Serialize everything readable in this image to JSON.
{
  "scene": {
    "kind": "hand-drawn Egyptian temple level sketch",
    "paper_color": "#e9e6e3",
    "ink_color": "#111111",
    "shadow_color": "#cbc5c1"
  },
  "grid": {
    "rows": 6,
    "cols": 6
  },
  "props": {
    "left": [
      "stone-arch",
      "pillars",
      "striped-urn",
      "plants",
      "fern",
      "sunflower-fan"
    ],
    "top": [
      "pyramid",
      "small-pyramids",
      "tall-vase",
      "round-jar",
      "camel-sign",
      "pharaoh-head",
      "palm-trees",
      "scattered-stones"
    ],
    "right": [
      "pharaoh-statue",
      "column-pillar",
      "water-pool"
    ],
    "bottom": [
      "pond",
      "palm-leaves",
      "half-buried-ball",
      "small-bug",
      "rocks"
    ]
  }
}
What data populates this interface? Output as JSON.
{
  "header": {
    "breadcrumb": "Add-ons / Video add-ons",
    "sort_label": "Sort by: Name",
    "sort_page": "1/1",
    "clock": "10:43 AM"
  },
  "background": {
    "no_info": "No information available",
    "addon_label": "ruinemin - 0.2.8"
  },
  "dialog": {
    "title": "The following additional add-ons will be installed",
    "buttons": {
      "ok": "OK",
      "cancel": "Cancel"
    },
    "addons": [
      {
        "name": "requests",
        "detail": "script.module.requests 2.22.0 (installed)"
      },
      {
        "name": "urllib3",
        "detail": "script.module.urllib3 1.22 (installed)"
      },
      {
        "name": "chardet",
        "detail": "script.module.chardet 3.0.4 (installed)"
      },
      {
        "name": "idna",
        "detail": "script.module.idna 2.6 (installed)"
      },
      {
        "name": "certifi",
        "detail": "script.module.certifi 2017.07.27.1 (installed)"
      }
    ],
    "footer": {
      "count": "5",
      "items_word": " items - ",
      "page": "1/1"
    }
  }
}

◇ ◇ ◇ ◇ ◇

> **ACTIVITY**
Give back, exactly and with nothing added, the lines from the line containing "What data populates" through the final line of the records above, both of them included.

> **EXERCISE RESULT**
What data populates this interface? Output as JSON.
{
  "header": {
    "breadcrumb": "Add-ons / Video add-ons",
    "sort_label": "Sort by: Name",
    "sort_page": "1/1",
    "clock": "10:43 AM"
  },
  "background": {
    "no_info": "No information available",
    "addon_label": "ruinemin - 0.2.8"
  },
  "dialog": {
    "title": "The following additional add-ons will be installed",
    "buttons": {
      "ok": "OK",
      "cancel": "Cancel"
    },
    "addons": [
      {
        "name": "requests",
        "detail": "script.module.requests 2.22.0 (installed)"
      },
      {
        "name": "urllib3",
        "detail": "script.module.urllib3 1.22 (installed)"
      },
      {
        "name": "chardet",
        "detail": "script.module.chardet 3.0.4 (installed)"
      },
      {
        "name": "idna",
        "detail": "script.module.idna 2.6 (installed)"
      },
      {
        "name": "certifi",
        "detail": "script.module.certifi 2017.07.27.1 (installed)"
      }
    ],
    "footer": {
      "count": "5",
      "items_word": " items - ",
      "page": "1/1"
    }
  }
}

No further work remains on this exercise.